**Assigned task**: In the records, find each line where "title" occurs, and copy it.

[Data items]
============
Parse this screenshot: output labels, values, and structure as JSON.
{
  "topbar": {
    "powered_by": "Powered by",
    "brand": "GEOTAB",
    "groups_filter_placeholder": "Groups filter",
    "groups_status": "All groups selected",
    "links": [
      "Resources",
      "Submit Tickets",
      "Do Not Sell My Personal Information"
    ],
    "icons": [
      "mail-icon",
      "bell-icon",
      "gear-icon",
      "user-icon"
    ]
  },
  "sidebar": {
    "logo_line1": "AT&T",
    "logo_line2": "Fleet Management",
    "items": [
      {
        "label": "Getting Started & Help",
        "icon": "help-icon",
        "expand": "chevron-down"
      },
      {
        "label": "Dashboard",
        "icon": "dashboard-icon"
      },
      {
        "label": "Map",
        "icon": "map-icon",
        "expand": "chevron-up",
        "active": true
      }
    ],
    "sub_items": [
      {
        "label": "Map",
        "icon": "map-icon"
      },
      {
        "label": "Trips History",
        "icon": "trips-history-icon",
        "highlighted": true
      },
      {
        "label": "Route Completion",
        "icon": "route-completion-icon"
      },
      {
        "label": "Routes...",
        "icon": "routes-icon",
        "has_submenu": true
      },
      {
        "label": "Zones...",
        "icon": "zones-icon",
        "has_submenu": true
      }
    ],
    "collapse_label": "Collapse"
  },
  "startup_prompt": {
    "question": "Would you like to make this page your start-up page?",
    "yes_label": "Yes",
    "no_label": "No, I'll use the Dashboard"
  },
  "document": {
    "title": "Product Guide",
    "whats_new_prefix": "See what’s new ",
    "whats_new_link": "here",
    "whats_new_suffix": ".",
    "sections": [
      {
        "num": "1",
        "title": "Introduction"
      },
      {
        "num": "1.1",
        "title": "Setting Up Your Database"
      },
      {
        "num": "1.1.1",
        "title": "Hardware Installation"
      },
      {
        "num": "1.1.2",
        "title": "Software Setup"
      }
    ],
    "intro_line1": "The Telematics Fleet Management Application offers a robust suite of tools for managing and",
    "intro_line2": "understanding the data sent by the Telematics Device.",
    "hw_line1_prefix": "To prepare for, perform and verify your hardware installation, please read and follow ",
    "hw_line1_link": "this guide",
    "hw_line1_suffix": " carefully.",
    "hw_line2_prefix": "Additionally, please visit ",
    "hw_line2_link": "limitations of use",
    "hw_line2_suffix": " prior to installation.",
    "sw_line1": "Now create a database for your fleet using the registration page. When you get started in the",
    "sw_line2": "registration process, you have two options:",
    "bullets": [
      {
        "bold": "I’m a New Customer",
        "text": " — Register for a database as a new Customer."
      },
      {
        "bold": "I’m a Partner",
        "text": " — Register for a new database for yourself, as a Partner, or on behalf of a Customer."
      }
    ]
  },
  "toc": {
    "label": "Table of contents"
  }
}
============
**Problem solution**:
    "title": "Product Guide",
        "title": "Introduction"
        "title": "Setting Up Your Database"
        "title": "Hardware Installation"
        "title": "Software Setup"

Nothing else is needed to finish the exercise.